Reflecting the Continuing Issue of Race
Peterson reports that “one of the main reasons David Ivers decided to put these two side by side is – it’s a way to talk about race in America. The subject (of both plays) is white families whose inheritance is absolutely connected to the slave trade and the history of slavery in this country. It’s the primary thing they share.”
The director says, as if to underscore the point and what a sore spot it is for so many, the only Black characters in “The Little Foxes” are the two household servants.

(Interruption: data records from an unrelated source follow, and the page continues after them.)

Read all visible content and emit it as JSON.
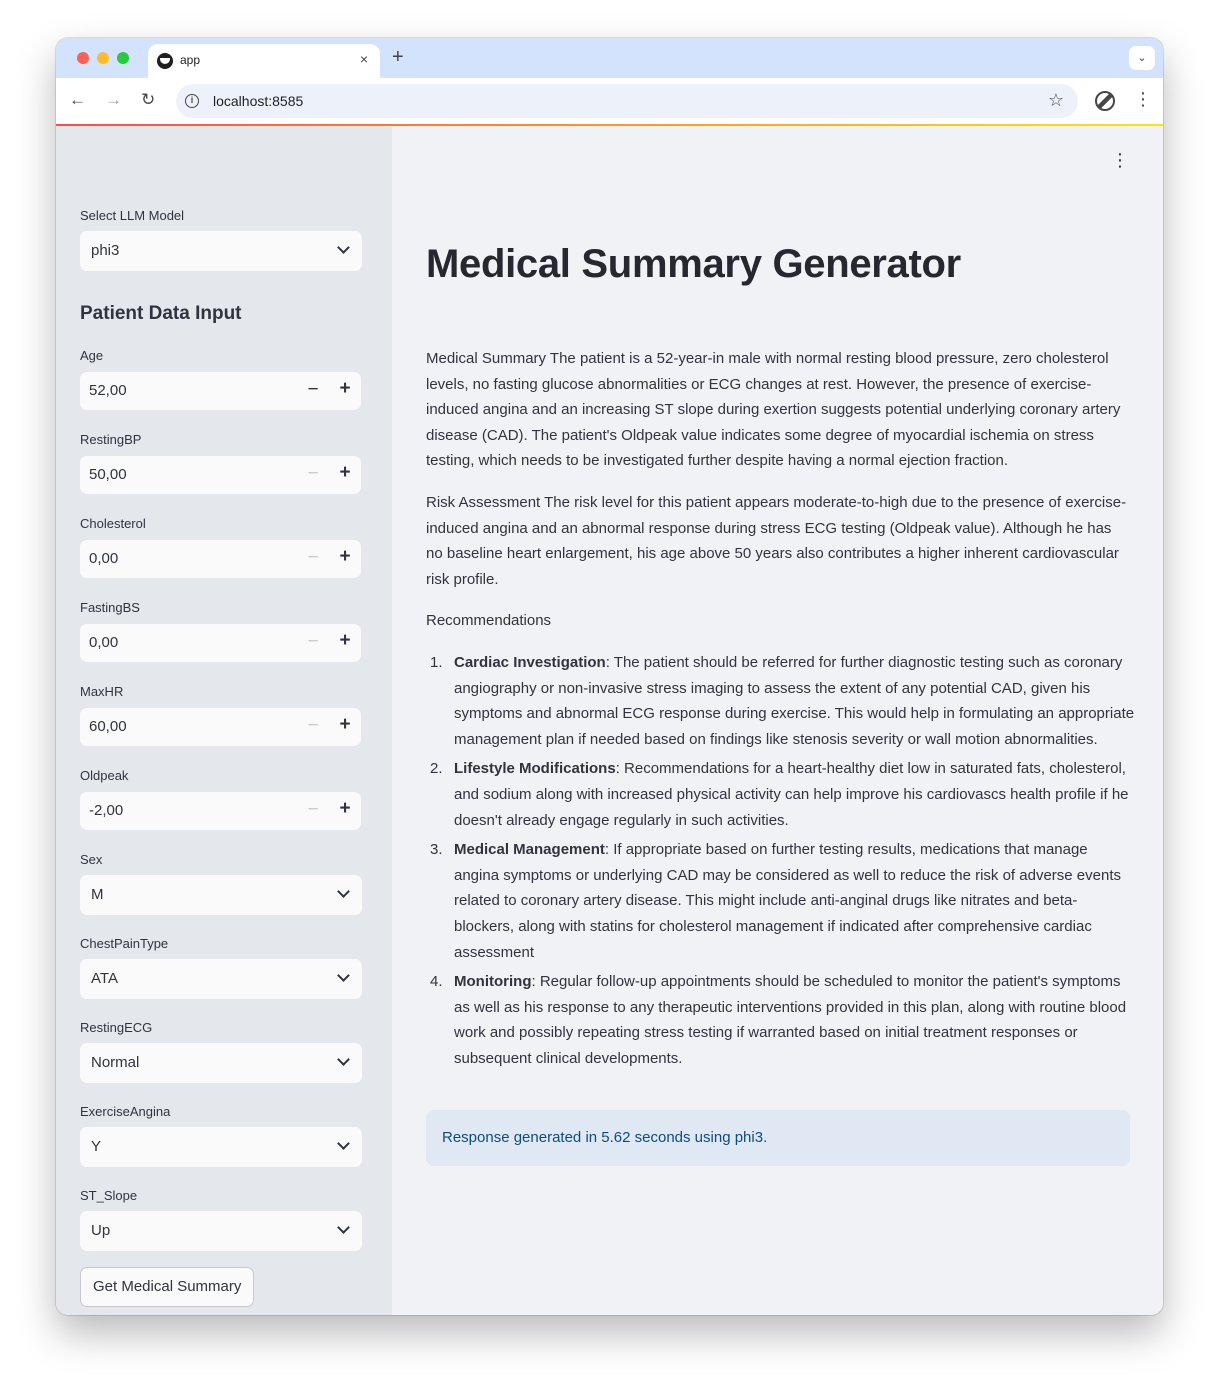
{
  "browser": {
    "tab_title": "app",
    "tab_close": "×",
    "new_tab": "+",
    "tab_search": "⌄",
    "url": "localhost:8585",
    "back": "←",
    "forward": "→",
    "reload": "↻",
    "info": "i",
    "star": "☆",
    "menu": "⋮"
  },
  "sidebar": {
    "model_label": "Select LLM Model",
    "model_value": "phi3",
    "section_title": "Patient Data Input",
    "numbers": [
      {
        "label": "Age",
        "value": "52,00",
        "minus": "−",
        "plus": "+"
      },
      {
        "label": "RestingBP",
        "value": "50,00",
        "minus": "−",
        "plus": "+"
      },
      {
        "label": "Cholesterol",
        "value": "0,00",
        "minus": "−",
        "plus": "+"
      },
      {
        "label": "FastingBS",
        "value": "0,00",
        "minus": "−",
        "plus": "+"
      },
      {
        "label": "MaxHR",
        "value": "60,00",
        "minus": "−",
        "plus": "+"
      },
      {
        "label": "Oldpeak",
        "value": "-2,00",
        "minus": "−",
        "plus": "+"
      }
    ],
    "selects": [
      {
        "label": "Sex",
        "value": "M"
      },
      {
        "label": "ChestPainType",
        "value": "ATA"
      },
      {
        "label": "RestingECG",
        "value": "Normal"
      },
      {
        "label": "ExerciseAngina",
        "value": "Y"
      },
      {
        "label": "ST_Slope",
        "value": "Up"
      }
    ],
    "button": "Get Medical Summary"
  },
  "main": {
    "menu": "⋮",
    "title": "Medical Summary Generator",
    "summary": "Medical Summary The patient is a 52-year-in male with normal resting blood pressure, zero cholesterol levels, no fasting glucose abnormalities or ECG changes at rest. However, the presence of exercise-induced angina and an increasing ST slope during exertion suggests potential underlying coronary artery disease (CAD). The patient's Oldpeak value indicates some degree of myocardial ischemia on stress testing, which needs to be investigated further despite having a normal ejection fraction.",
    "risk": "Risk Assessment The risk level for this patient appears moderate-to-high due to the presence of exercise-induced angina and an abnormal response during stress ECG testing (Oldpeak value). Although he has no baseline heart enlargement, his age above 50 years also contributes a higher inherent cardiovascular risk profile.",
    "recommendations_heading": "Recommendations",
    "recommendations": [
      {
        "num": "1.",
        "title": "Cardiac Investigation",
        "text": ": The patient should be referred for further diagnostic testing such as coronary angiography or non-invasive stress imaging to assess the extent of any potential CAD, given his symptoms and abnormal ECG response during exercise. This would help in formulating an appropriate management plan if needed based on findings like stenosis severity or wall motion abnormalities."
      },
      {
        "num": "2.",
        "title": "Lifestyle Modifications",
        "text": ": Recommendations for a heart-healthy diet low in saturated fats, cholesterol, and sodium along with increased physical activity can help improve his cardiovascs health profile if he doesn't already engage regularly in such activities."
      },
      {
        "num": "3.",
        "title": "Medical Management",
        "text": ": If appropriate based on further testing results, medications that manage angina symptoms or underlying CAD may be considered as well to reduce the risk of adverse events related to coronary artery disease. This might include anti-anginal drugs like nitrates and beta-blockers, along with statins for cholesterol management if indicated after comprehensive cardiac assessment"
      },
      {
        "num": "4.",
        "title": "Monitoring",
        "text": ": Regular follow-up appointments should be scheduled to monitor the patient's symptoms as well as his response to any therapeutic interventions provided in this plan, along with routine blood work and possibly repeating stress testing if warranted based on initial treatment responses or subsequent clinical developments."
      }
    ],
    "info": "Response generated in 5.62 seconds using phi3."
  }
}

Peterson said the SCR production “tries very hard to put these two characters in the forefront as witnesses to white behavior that is familiar to us all, and to put a kind of a frame for watching, a point of view, and not just ‘this is a play about a family that happens to have a lot of servants.’ I might be thinking that even if I were not interacting with and working with Delicia.”
Turner Sonnenberg also reflects on the meaning of the play she’s directing: “What happens in the play (‘Appropriate’) is specific to this family (the Lafayettes), and then to the South, and then to America, and I hope it leads to conversations within the audience. What’s great about the play is how the characters navigate the truth, whether they deny or accept those things.”
That “truth” is, of course, the ongoing issue of race that has haunted nearly every aspect of American culture, society and politics for centuries.
Cochran, who stars in both plays, said, “I think audiences will see how in many ways that count we have not really come that far. We’re still struggling with issues of race and equality.”
Cochran said because it deals with those issues, it also deals with American capitalism, which skyrocketed because it was able to exploit generations of humans in bondage – millions of man hours of free labor that produced untold wealth.
The subject, she said, is as relevant now as it’s ever been, and it’s especially prevalent in “The Little Foxes”: “We’re now and have been in an ever-escalating period of love of capitalism, and that’s what this play is about – the very American obsession of capitalism and the goodness of it. The Hubbards (of ‘Foxes’) are just this Southern microcosm of that desire.”
What It Means for Patrons
Turner Sonnenberg exults in the artistry SCR’s ambitious project has generated. “What’s extraordinary to me is watching the six actors who are in both casts navigate two three-act plays and give each 100%. It’s just amazing. I feel the same excitement I felt when I was a young theater student.”
Said Cochran: “The something that is so great about all of this is that SCR is doing two large-scale pieces in a world where, of late, very few theaters have attempted to do this.
“Both plays are harkening back to the glory of regional theaters, but this is also a beacon of what lies out there for us if we stay the course that strives to make theater a more inclusive place. The size of the project is also a statement that SCR is trying to make to the country.”
Ivers sums up the entire endeavor: “It really is a theater-lover’s feast.”
Eric Marchese is a contributing writer for Arts & Culture at Voice of OC. He can be reached at firstname.lastname@example.org.
» Stay connected with the arts scene with our weekly newsletter.
Since you value arts and culture,
You are obviously connected to your community and value good arts and culture journalism. As an independent and local nonprofit, Voice of OC’s arts and culture reporting is accessible to all. Our journalists are focused on keeping you connected with the artistic and cultural heartbeat of Orange County. This journalism depends on donors like you to thrive.
Join the conversation: In lieu of comments, we encourage readers to engage with us across a variety of mediums. Join our Facebook discussion. Message us via our website or staff page. Send us a secure tip. Share your thoughts in a community opinion piece.